Sarcoidosis is a disease that affects the lungs, eyes, lymph nodes and skin. The disease produces and grows tiny groupings of inflammatory cells within these various areas of the body. Most experts believe that sarcoidosis is an immune-related condition. Most often, treatment will not be necessary because if the case is mild, it will go away on its own. If symptoms do arise, there are medications that can help.
It is believed that sarcoidosis is caused when an unknown element (such as a toxin, pathogen or drug) enters the immune system causing it to overact. In most individuals, the immune system is in place to help protect the body from these invading substances, but when someone has sarcoidosis, the immune system is triggered and responds aggressively with inflammation.

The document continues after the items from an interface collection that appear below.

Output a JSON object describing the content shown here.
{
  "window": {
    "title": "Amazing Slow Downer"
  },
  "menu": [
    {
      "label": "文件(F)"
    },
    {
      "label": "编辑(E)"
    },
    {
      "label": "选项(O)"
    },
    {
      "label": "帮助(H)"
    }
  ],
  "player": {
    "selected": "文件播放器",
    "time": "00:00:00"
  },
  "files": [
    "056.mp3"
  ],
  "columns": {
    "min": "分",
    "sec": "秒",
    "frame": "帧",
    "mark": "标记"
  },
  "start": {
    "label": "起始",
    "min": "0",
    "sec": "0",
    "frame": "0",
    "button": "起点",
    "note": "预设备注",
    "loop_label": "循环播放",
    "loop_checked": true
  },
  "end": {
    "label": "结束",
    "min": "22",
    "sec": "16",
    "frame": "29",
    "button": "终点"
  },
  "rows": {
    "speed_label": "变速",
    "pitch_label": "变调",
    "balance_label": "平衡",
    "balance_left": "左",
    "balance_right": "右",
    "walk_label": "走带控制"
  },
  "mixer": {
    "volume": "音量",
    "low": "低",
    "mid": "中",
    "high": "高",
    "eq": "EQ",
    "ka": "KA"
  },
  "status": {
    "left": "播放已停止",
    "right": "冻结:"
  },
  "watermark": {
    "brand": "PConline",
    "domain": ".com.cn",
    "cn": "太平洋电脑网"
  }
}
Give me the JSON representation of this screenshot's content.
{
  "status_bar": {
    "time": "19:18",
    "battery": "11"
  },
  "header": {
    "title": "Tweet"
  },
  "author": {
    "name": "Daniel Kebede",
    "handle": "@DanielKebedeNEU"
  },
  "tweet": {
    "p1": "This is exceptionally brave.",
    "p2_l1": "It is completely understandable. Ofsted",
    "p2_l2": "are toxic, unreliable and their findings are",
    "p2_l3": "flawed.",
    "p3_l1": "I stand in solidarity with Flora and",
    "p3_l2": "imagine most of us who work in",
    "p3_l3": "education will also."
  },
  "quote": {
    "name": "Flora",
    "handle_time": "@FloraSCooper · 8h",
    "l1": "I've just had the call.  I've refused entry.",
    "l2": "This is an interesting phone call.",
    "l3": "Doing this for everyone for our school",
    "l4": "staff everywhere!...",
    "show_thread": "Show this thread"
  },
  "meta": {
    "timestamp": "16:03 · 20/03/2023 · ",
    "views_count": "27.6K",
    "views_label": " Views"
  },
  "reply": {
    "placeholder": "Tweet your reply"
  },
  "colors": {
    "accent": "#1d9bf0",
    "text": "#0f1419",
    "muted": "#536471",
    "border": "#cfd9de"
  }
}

Signs and symptoms of sarcoidosis will vary from person to person. Some symptoms will be very mild if present at all. In other cases, a persistent cough, feeling of fatigue, weight loss, a rash on the face, arms or buttocks and shortness of breath can be present. Symptoms may come and go over the course of time. In some cases, arthritis will develop around the joints causing pain in areas where a thin area of skin exists (i.e. the elbow, shin, ankle). If this prompts one to see a doctor, the condition of sarcoidosis can be diagnosed.
Sarcoidosis is diagnosed in several stages. Depending on the stage and symptoms that are present, medication may or may not be prescribed. There are drugs available (including steroids and inflammatory medications such as methotrexate, azathioprine and Plaquenil) that can be given to help manage the symptoms associated with sarcoidosis.